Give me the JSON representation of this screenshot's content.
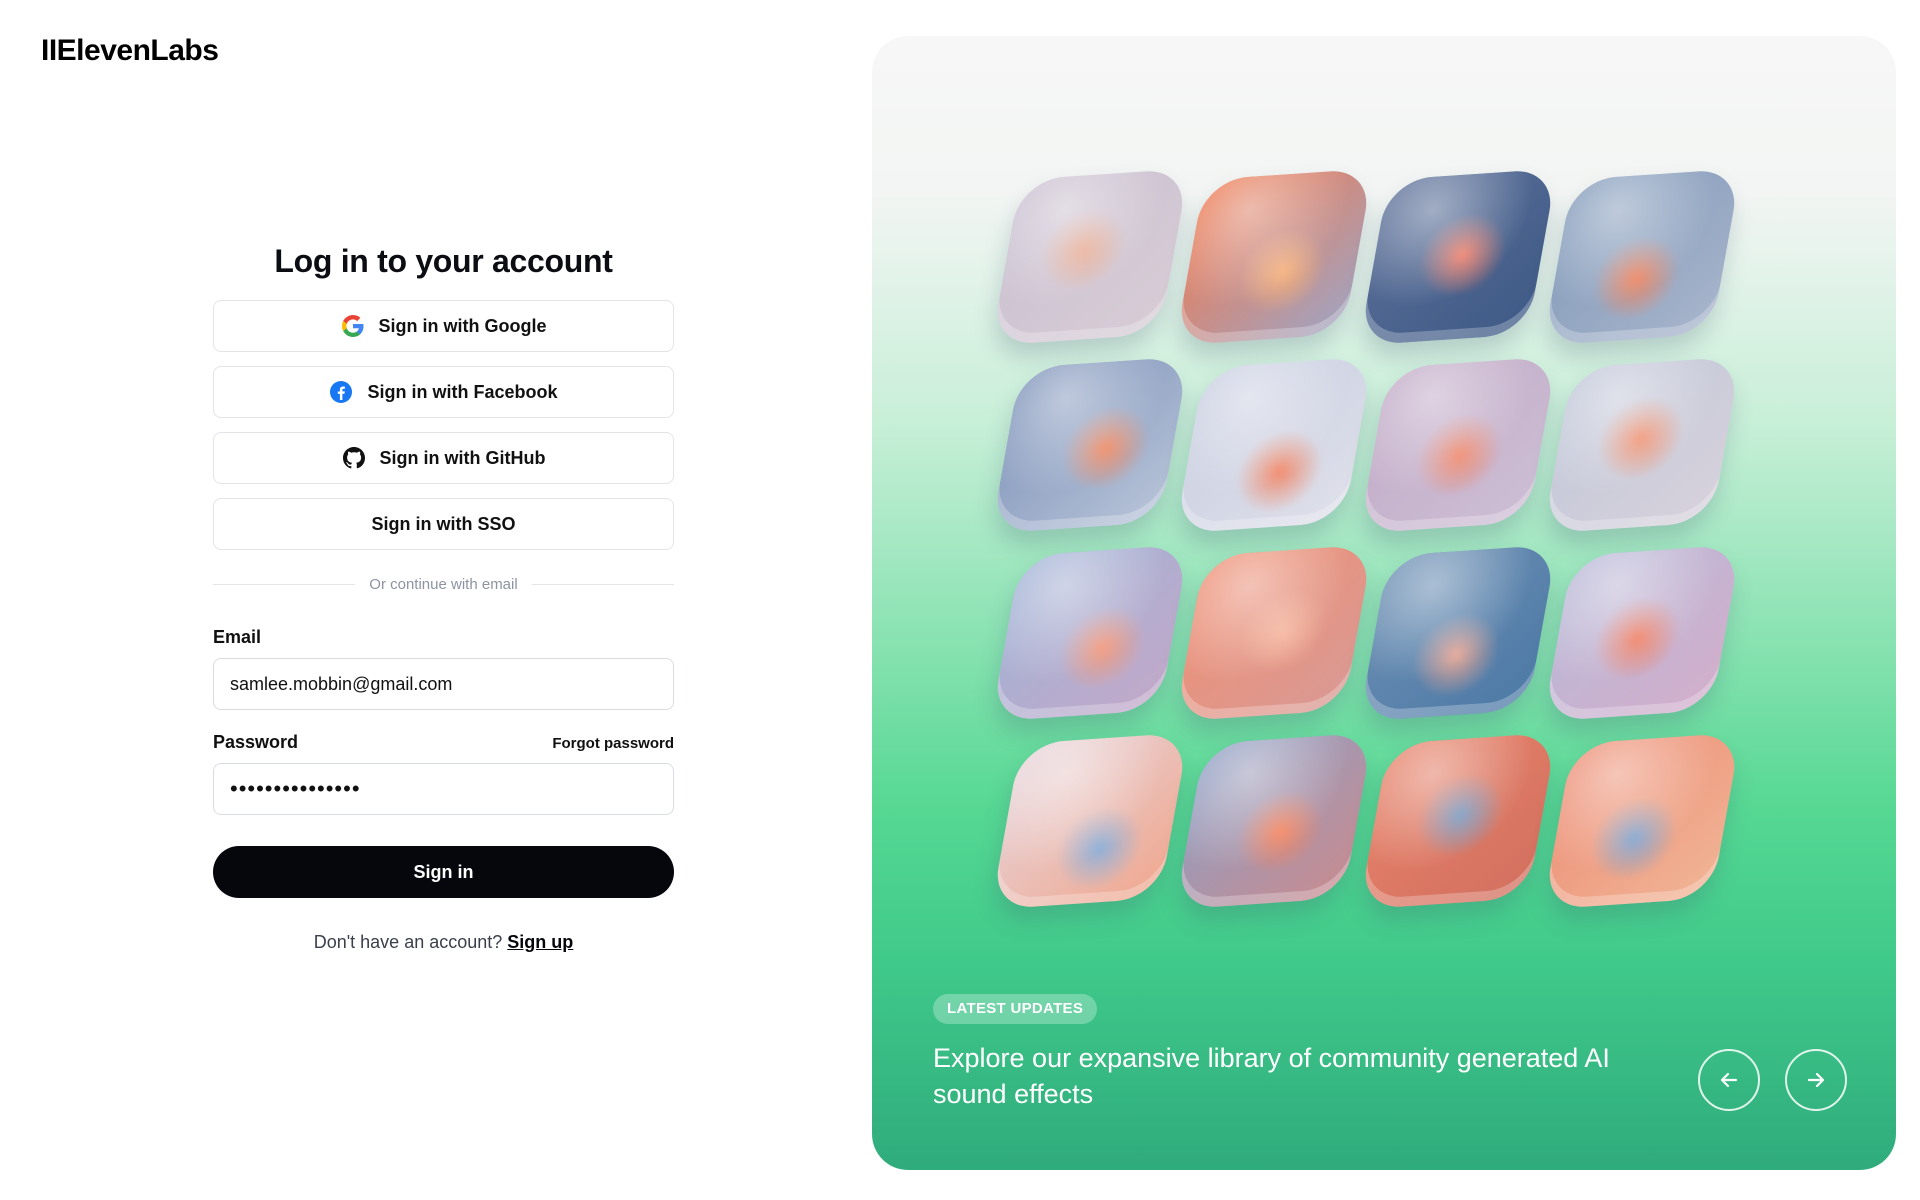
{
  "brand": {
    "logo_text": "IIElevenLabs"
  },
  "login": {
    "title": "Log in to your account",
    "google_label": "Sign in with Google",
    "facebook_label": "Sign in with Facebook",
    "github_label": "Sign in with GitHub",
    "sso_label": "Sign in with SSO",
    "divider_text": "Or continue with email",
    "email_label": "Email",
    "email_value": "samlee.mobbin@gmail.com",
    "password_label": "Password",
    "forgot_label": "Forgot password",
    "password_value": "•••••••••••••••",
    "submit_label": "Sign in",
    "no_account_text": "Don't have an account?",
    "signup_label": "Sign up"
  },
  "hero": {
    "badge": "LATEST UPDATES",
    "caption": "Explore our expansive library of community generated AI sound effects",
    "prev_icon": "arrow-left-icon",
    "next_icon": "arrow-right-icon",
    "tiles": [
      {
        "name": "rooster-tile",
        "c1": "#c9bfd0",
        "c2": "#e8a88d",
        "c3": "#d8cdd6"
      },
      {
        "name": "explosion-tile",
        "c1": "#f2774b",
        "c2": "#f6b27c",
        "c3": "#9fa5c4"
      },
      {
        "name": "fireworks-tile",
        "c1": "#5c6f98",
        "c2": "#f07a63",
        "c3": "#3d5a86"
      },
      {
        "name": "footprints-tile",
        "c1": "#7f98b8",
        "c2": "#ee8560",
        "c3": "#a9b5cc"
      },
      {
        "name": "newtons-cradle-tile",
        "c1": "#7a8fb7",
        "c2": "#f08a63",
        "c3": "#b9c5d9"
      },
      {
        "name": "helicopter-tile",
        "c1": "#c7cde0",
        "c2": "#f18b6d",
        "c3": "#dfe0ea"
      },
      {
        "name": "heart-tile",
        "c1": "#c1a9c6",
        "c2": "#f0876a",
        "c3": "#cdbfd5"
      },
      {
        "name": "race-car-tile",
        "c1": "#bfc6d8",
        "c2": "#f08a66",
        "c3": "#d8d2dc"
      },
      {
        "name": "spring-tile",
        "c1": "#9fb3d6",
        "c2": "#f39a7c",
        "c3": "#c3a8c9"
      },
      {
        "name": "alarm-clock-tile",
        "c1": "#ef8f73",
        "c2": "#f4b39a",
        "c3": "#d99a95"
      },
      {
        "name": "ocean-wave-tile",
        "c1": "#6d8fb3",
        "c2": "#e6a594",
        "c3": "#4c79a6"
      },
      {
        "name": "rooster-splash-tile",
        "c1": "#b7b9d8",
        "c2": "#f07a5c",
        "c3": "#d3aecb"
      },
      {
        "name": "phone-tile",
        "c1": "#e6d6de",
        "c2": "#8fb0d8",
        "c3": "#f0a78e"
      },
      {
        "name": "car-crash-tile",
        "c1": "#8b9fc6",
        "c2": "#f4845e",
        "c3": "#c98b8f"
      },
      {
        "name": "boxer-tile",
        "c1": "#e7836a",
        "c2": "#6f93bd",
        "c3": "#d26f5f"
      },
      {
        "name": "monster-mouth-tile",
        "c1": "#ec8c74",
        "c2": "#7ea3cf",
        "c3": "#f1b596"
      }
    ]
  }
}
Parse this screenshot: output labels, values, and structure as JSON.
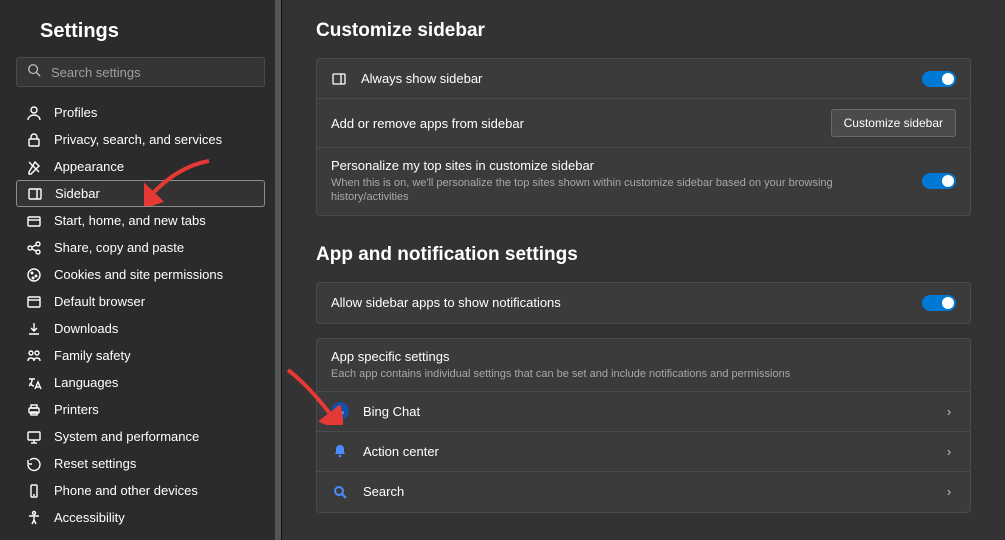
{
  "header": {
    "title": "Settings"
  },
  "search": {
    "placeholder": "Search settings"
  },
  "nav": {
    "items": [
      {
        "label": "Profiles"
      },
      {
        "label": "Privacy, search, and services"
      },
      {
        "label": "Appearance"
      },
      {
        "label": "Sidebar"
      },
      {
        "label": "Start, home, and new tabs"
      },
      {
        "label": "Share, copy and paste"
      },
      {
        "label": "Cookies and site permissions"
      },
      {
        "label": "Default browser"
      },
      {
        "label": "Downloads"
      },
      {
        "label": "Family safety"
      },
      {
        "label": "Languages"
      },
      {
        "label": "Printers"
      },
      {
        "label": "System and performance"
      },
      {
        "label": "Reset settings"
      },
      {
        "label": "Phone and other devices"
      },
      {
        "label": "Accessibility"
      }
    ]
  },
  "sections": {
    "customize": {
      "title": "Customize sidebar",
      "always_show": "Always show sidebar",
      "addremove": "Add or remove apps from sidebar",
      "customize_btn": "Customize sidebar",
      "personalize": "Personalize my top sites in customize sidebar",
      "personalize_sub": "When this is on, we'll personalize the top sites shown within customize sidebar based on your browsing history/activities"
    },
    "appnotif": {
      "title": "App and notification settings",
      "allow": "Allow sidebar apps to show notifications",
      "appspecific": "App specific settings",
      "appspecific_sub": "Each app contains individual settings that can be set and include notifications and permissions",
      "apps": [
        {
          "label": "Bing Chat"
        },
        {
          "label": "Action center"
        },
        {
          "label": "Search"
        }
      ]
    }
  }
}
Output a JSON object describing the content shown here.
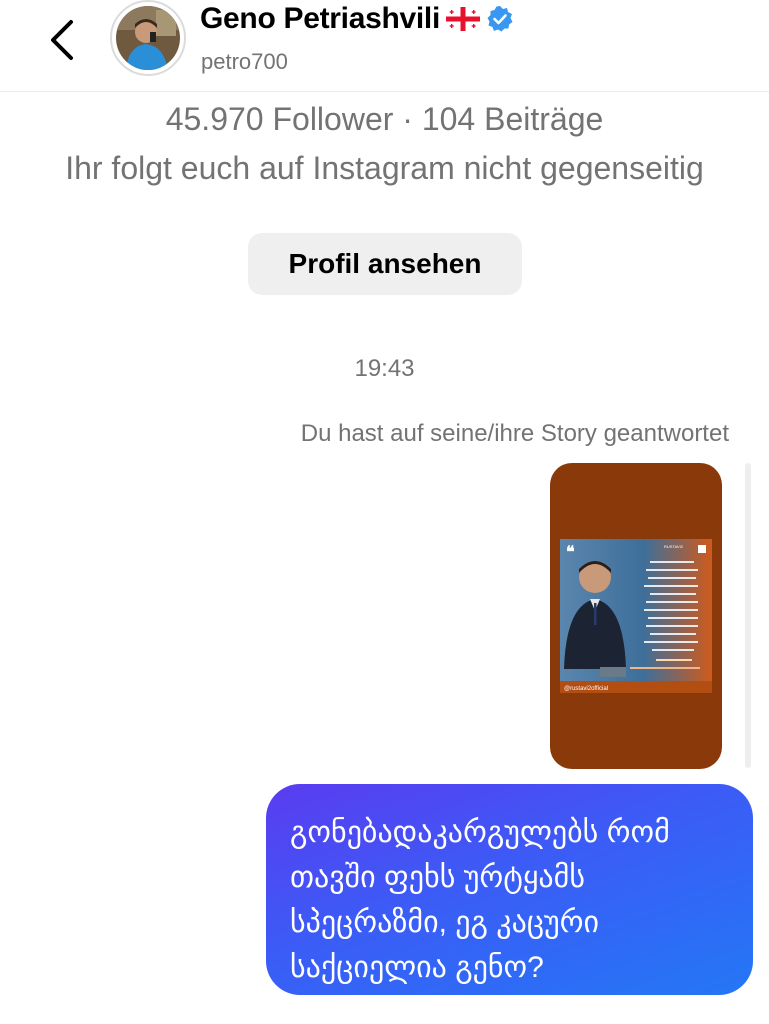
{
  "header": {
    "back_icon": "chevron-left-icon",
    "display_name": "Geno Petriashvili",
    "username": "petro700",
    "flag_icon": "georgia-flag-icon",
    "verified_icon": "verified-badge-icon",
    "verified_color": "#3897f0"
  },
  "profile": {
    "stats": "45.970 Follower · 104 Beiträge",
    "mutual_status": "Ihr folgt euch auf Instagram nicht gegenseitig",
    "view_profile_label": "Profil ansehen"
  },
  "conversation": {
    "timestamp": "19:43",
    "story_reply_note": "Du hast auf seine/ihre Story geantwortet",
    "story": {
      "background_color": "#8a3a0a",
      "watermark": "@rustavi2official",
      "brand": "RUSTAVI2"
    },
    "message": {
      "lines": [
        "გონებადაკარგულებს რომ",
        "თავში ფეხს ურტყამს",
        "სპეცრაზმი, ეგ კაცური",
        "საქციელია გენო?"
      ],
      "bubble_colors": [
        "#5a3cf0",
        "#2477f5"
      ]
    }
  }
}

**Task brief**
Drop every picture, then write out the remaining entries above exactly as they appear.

**Answer area**
Give me the JSON representation of this screenshot's content.
{
  "brand": {
    "logo_text": "IIElevenLabs"
  },
  "login": {
    "title": "Log in to your account",
    "google_label": "Sign in with Google",
    "facebook_label": "Sign in with Facebook",
    "github_label": "Sign in with GitHub",
    "sso_label": "Sign in with SSO",
    "divider_text": "Or continue with email",
    "email_label": "Email",
    "email_value": "samlee.mobbin@gmail.com",
    "password_label": "Password",
    "forgot_label": "Forgot password",
    "password_value": "•••••••••••••••",
    "submit_label": "Sign in",
    "no_account_text": "Don't have an account?",
    "signup_label": "Sign up"
  },
  "hero": {
    "badge": "LATEST UPDATES",
    "caption": "Explore our expansive library of community generated AI sound effects",
    "prev_icon": "arrow-left-icon",
    "next_icon": "arrow-right-icon",
    "tiles": [
      {
        "name": "rooster-tile",
        "c1": "#c9bfd0",
        "c2": "#e8a88d",
        "c3": "#d8cdd6"
      },
      {
        "name": "explosion-tile",
        "c1": "#f2774b",
        "c2": "#f6b27c",
        "c3": "#9fa5c4"
      },
      {
        "name": "fireworks-tile",
        "c1": "#5c6f98",
        "c2": "#f07a63",
        "c3": "#3d5a86"
      },
      {
        "name": "footprints-tile",
        "c1": "#7f98b8",
        "c2": "#ee8560",
        "c3": "#a9b5cc"
      },
      {
        "name": "newtons-cradle-tile",
        "c1": "#7a8fb7",
        "c2": "#f08a63",
        "c3": "#b9c5d9"
      },
      {
        "name": "helicopter-tile",
        "c1": "#c7cde0",
        "c2": "#f18b6d",
        "c3": "#dfe0ea"
      },
      {
        "name": "heart-tile",
        "c1": "#c1a9c6",
        "c2": "#f0876a",
        "c3": "#cdbfd5"
      },
      {
        "name": "race-car-tile",
        "c1": "#bfc6d8",
        "c2": "#f08a66",
        "c3": "#d8d2dc"
      },
      {
        "name": "spring-tile",
        "c1": "#9fb3d6",
        "c2": "#f39a7c",
        "c3": "#c3a8c9"
      },
      {
        "name": "alarm-clock-tile",
        "c1": "#ef8f73",
        "c2": "#f4b39a",
        "c3": "#d99a95"
      },
      {
        "name": "ocean-wave-tile",
        "c1": "#6d8fb3",
        "c2": "#e6a594",
        "c3": "#4c79a6"
      },
      {
        "name": "rooster-splash-tile",
        "c1": "#b7b9d8",
        "c2": "#f07a5c",
        "c3": "#d3aecb"
      },
      {
        "name": "phone-tile",
        "c1": "#e6d6de",
        "c2": "#8fb0d8",
        "c3": "#f0a78e"
      },
      {
        "name": "car-crash-tile",
        "c1": "#8b9fc6",
        "c2": "#f4845e",
        "c3": "#c98b8f"
      },
      {
        "name": "boxer-tile",
        "c1": "#e7836a",
        "c2": "#6f93bd",
        "c3": "#d26f5f"
      },
      {
        "name": "monster-mouth-tile",
        "c1": "#ec8c74",
        "c2": "#7ea3cf",
        "c3": "#f1b596"
      }
    ]
  }
}
Parse this screenshot: output labels, values, and structure as JSON.
{
  "header": {
    "title": "Settings"
  },
  "search": {
    "placeholder": "Search settings"
  },
  "nav": {
    "items": [
      {
        "label": "Profiles"
      },
      {
        "label": "Privacy, search, and services"
      },
      {
        "label": "Appearance"
      },
      {
        "label": "Sidebar"
      },
      {
        "label": "Start, home, and new tabs"
      },
      {
        "label": "Share, copy and paste"
      },
      {
        "label": "Cookies and site permissions"
      },
      {
        "label": "Default browser"
      },
      {
        "label": "Downloads"
      },
      {
        "label": "Family safety"
      },
      {
        "label": "Languages"
      },
      {
        "label": "Printers"
      },
      {
        "label": "System and performance"
      },
      {
        "label": "Reset settings"
      },
      {
        "label": "Phone and other devices"
      },
      {
        "label": "Accessibility"
      }
    ]
  },
  "sections": {
    "customize": {
      "title": "Customize sidebar",
      "always_show": "Always show sidebar",
      "addremove": "Add or remove apps from sidebar",
      "customize_btn": "Customize sidebar",
      "personalize": "Personalize my top sites in customize sidebar",
      "personalize_sub": "When this is on, we'll personalize the top sites shown within customize sidebar based on your browsing history/activities"
    },
    "appnotif": {
      "title": "App and notification settings",
      "allow": "Allow sidebar apps to show notifications",
      "appspecific": "App specific settings",
      "appspecific_sub": "Each app contains individual settings that can be set and include notifications and permissions",
      "apps": [
        {
          "label": "Bing Chat"
        },
        {
          "label": "Action center"
        },
        {
          "label": "Search"
        }
      ]
    }
  }
}
Output a JSON object describing the content shown here.
{
  "header": {
    "back_icon": "chevron-left-icon",
    "display_name": "Geno Petriashvili",
    "username": "petro700",
    "flag_icon": "georgia-flag-icon",
    "verified_icon": "verified-badge-icon",
    "verified_color": "#3897f0"
  },
  "profile": {
    "stats": "45.970 Follower · 104 Beiträge",
    "mutual_status": "Ihr folgt euch auf Instagram nicht gegenseitig",
    "view_profile_label": "Profil ansehen"
  },
  "conversation": {
    "timestamp": "19:43",
    "story_reply_note": "Du hast auf seine/ihre Story geantwortet",
    "story": {
      "background_color": "#8a3a0a",
      "watermark": "@rustavi2official",
      "brand": "RUSTAVI2"
    },
    "message": {
      "lines": [
        "გონებადაკარგულებს რომ",
        "თავში ფეხს ურტყამს",
        "სპეცრაზმი, ეგ კაცური",
        "საქციელია გენო?"
      ],
      "bubble_colors": [
        "#5a3cf0",
        "#2477f5"
      ]
    }
  }
}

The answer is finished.